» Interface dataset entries
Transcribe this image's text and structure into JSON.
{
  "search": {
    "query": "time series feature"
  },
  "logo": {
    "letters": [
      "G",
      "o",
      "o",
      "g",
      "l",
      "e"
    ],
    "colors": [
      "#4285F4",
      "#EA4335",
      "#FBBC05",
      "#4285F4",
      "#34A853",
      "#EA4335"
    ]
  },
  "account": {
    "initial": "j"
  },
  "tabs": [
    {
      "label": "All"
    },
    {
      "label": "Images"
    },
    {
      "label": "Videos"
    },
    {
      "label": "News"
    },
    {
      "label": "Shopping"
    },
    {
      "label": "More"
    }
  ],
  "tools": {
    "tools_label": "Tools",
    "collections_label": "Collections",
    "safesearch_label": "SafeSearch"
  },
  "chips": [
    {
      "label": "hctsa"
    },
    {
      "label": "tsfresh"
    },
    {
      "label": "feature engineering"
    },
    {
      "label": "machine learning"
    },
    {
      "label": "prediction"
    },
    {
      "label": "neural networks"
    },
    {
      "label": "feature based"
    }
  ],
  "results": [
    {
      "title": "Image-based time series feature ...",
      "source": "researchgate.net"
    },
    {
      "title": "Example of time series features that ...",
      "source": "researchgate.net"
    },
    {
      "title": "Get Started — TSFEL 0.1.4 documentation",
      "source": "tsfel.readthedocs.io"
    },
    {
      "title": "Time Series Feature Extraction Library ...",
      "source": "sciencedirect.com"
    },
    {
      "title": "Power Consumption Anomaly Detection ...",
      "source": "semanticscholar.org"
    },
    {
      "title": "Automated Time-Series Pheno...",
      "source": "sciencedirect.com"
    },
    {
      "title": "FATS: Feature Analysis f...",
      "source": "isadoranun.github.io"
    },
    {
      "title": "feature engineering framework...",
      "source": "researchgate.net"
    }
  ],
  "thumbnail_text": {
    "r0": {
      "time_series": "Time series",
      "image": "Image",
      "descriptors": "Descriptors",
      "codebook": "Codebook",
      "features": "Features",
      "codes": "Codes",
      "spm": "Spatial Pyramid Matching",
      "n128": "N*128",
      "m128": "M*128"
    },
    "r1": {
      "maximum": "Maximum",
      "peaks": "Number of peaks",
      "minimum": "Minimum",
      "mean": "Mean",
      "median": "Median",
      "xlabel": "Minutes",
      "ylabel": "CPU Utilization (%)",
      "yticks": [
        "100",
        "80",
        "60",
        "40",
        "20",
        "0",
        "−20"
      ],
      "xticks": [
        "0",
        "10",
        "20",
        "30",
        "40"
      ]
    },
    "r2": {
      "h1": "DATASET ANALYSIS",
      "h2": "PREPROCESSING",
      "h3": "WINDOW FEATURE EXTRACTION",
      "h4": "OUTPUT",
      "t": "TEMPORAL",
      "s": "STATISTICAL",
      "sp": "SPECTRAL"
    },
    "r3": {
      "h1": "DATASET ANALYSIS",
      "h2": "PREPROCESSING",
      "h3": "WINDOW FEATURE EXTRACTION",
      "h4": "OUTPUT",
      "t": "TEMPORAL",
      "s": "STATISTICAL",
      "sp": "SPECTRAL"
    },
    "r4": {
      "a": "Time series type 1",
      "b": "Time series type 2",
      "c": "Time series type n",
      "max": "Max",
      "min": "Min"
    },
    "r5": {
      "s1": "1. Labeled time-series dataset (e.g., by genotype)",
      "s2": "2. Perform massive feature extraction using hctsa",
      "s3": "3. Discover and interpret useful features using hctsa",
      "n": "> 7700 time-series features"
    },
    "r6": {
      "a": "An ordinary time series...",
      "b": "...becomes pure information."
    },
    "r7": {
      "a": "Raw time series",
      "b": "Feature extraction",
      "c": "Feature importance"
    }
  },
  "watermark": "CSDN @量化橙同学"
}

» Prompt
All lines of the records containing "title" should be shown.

» Response area
      "title": "Image-based time series feature ...",
      "title": "Example of time series features that ...",
      "title": "Get Started — TSFEL 0.1.4 documentation",
      "title": "Time Series Feature Extraction Library ...",
      "title": "Power Consumption Anomaly Detection ...",
      "title": "Automated Time-Series Pheno...",
      "title": "FATS: Feature Analysis f...",
      "title": "feature engineering framework...",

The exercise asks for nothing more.